*What is required:*
For the listing below, give the number of lines in which "name" occurs. Add nothing.

==========

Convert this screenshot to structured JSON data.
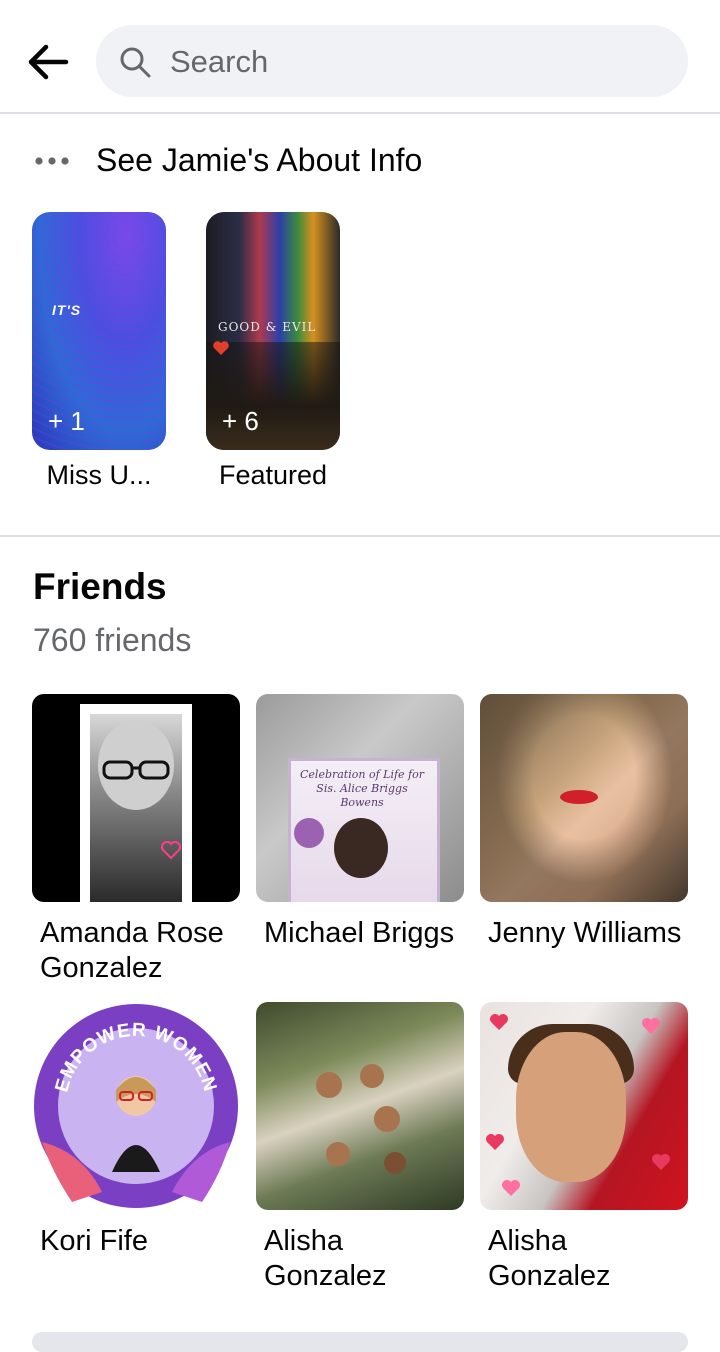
{
  "search": {
    "placeholder": "Search"
  },
  "about": {
    "label": "See Jamie's About Info"
  },
  "highlights": [
    {
      "name": "Miss U...",
      "count": "+ 1",
      "overlay_text": "IT'S"
    },
    {
      "name": "Featured",
      "count": "+ 6",
      "overlay_text": "GOOD & EVIL"
    }
  ],
  "friends": {
    "title": "Friends",
    "count": "760 friends",
    "items": [
      {
        "name": "Amanda Rose Gonzalez"
      },
      {
        "name": "Michael Briggs",
        "photo_text": "Celebration of Life for Sis. Alice Briggs Bowens"
      },
      {
        "name": "Jenny Williams"
      },
      {
        "name": "Kori Fife",
        "photo_text": "EMPOWER WOMEN"
      },
      {
        "name": "Alisha Gonzalez"
      },
      {
        "name": "Alisha Gonzalez"
      }
    ]
  },
  "colors": {
    "bar_bg": "#f0f2f5",
    "secondary_text": "#65676b",
    "divider": "#dcdfe3"
  },
  "icons": {
    "back": "back-arrow-icon",
    "search": "search-icon",
    "more": "more-dots-icon"
  }
}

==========

*Output:*
8